TASK GOAL - Among the entries that follow, find the lines containing the string "JSON" and copy them.

Entries from a dataset of interfaces
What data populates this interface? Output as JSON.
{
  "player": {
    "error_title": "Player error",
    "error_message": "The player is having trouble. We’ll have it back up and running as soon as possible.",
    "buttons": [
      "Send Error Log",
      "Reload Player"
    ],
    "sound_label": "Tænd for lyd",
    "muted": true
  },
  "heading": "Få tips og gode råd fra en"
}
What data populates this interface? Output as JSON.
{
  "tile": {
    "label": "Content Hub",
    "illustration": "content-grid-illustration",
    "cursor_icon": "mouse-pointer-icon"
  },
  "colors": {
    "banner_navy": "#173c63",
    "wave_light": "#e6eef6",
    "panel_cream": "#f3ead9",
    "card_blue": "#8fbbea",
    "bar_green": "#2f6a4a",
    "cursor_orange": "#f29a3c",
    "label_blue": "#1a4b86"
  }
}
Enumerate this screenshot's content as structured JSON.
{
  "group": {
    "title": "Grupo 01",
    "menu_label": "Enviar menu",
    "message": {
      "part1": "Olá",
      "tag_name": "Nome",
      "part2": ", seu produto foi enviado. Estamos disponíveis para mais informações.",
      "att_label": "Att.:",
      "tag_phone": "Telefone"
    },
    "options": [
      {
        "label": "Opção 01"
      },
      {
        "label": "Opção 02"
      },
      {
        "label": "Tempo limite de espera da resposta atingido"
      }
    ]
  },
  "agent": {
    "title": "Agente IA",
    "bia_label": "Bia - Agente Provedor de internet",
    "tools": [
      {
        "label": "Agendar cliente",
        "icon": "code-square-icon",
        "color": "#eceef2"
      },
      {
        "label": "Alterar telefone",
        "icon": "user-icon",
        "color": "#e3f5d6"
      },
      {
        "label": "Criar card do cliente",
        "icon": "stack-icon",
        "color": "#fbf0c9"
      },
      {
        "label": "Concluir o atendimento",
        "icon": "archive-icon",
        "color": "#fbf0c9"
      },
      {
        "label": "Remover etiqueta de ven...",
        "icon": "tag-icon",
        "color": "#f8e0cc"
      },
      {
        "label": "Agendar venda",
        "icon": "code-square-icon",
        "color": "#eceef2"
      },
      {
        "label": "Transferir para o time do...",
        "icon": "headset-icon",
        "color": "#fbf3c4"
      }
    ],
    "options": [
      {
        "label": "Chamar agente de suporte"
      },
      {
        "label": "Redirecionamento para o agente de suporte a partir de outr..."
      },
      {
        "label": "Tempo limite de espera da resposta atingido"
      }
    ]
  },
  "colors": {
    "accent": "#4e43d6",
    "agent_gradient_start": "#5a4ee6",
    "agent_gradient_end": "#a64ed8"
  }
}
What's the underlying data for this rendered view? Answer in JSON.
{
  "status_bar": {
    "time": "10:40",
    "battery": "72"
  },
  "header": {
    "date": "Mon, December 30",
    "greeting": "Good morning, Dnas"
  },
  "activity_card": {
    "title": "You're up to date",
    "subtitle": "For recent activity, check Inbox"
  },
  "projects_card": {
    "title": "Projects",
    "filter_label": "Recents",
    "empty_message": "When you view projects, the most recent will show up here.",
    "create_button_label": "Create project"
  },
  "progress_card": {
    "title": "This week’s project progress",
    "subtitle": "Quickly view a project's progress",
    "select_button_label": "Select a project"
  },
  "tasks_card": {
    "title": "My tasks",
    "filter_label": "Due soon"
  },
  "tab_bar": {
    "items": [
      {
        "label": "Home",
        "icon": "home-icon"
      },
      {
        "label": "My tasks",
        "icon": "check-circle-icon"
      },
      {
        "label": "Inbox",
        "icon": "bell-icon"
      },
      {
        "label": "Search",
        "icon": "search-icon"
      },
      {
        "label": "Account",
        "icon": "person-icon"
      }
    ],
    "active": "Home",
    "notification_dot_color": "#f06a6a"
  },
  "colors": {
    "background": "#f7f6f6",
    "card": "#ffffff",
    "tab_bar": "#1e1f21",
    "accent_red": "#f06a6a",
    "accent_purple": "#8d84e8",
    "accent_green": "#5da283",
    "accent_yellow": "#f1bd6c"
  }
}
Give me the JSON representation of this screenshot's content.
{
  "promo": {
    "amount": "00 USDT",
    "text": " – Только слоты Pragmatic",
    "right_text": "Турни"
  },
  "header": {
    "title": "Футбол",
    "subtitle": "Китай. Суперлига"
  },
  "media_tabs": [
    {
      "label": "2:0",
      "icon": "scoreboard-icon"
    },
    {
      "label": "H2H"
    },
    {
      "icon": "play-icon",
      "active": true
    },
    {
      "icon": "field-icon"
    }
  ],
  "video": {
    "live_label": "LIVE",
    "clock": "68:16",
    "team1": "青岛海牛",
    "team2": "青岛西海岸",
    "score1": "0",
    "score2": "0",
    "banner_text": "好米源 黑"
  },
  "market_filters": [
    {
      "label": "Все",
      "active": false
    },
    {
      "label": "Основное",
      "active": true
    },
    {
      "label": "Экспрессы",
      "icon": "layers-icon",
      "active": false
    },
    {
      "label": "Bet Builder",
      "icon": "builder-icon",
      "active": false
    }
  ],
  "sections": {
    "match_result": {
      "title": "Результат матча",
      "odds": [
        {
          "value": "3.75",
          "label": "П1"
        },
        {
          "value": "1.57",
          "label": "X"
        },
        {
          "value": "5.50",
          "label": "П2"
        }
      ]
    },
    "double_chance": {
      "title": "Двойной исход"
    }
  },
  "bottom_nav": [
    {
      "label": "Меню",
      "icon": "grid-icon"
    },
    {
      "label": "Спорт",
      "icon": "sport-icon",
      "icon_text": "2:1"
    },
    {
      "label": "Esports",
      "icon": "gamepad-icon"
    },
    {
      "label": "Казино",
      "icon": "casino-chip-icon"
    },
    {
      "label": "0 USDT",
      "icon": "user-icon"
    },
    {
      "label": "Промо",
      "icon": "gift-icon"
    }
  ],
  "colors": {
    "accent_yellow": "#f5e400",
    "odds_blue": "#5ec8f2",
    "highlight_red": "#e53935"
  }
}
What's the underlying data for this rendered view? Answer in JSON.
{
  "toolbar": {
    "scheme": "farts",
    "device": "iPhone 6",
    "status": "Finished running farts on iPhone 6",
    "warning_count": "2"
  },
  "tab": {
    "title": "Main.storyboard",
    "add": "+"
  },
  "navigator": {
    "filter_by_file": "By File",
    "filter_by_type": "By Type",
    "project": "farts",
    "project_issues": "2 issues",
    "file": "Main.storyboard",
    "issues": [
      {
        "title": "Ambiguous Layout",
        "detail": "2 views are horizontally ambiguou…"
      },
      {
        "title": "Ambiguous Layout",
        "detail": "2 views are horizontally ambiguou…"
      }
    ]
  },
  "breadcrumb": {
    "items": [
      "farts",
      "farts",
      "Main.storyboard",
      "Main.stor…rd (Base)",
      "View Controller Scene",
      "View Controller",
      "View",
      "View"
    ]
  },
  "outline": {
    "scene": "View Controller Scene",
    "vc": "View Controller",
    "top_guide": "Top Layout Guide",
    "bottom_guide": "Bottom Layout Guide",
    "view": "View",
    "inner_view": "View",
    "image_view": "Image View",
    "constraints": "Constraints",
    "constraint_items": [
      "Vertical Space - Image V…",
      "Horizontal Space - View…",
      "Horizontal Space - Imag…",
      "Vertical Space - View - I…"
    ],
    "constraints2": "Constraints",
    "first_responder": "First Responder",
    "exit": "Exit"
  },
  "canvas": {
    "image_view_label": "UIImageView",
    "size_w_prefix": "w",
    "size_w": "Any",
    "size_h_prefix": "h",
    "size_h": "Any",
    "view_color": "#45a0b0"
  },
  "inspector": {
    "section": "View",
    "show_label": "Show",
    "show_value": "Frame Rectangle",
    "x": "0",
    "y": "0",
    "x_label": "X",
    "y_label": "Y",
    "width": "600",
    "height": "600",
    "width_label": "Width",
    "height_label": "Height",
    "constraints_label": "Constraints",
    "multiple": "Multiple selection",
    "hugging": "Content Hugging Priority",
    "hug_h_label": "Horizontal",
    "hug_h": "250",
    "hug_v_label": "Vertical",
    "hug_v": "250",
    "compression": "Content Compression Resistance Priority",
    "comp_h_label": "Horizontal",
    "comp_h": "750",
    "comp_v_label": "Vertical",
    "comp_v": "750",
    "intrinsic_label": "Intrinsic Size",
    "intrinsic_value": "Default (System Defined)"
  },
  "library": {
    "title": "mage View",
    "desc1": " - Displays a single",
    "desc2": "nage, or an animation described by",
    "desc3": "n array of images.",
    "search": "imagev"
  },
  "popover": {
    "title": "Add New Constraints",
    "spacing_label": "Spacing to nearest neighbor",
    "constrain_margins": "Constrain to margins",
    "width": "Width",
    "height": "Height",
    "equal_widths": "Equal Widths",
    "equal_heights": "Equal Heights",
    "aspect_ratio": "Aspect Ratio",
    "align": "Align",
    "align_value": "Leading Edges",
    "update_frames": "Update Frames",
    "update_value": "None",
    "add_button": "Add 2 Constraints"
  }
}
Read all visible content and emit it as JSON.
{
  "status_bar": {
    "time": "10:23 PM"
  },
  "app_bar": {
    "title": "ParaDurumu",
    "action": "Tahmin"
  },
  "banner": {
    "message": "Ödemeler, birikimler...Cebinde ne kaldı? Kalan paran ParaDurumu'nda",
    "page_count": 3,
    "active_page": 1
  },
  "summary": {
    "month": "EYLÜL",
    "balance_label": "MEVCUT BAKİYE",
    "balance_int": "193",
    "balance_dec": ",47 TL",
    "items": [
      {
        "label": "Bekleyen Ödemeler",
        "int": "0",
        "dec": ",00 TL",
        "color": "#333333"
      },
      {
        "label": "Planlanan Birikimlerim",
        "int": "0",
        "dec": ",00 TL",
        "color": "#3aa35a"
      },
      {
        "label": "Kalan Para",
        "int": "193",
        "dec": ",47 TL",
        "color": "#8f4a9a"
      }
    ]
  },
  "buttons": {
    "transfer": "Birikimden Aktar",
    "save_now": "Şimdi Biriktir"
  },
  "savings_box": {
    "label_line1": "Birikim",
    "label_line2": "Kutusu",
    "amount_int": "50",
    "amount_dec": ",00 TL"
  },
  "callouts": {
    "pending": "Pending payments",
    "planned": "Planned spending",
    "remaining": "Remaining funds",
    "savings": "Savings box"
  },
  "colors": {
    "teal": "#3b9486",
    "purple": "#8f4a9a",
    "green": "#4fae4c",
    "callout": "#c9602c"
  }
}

WRITTEN SOLUTION -
What data populates this interface? Output as JSON.
What data populates this interface? Output as JSON.
Enumerate this screenshot's content as structured JSON.
What's the underlying data for this rendered view? Answer in JSON.
Give me the JSON representation of this screenshot's content.
What's the underlying data for this rendered view? Answer in JSON.
Read all visible content and emit it as JSON.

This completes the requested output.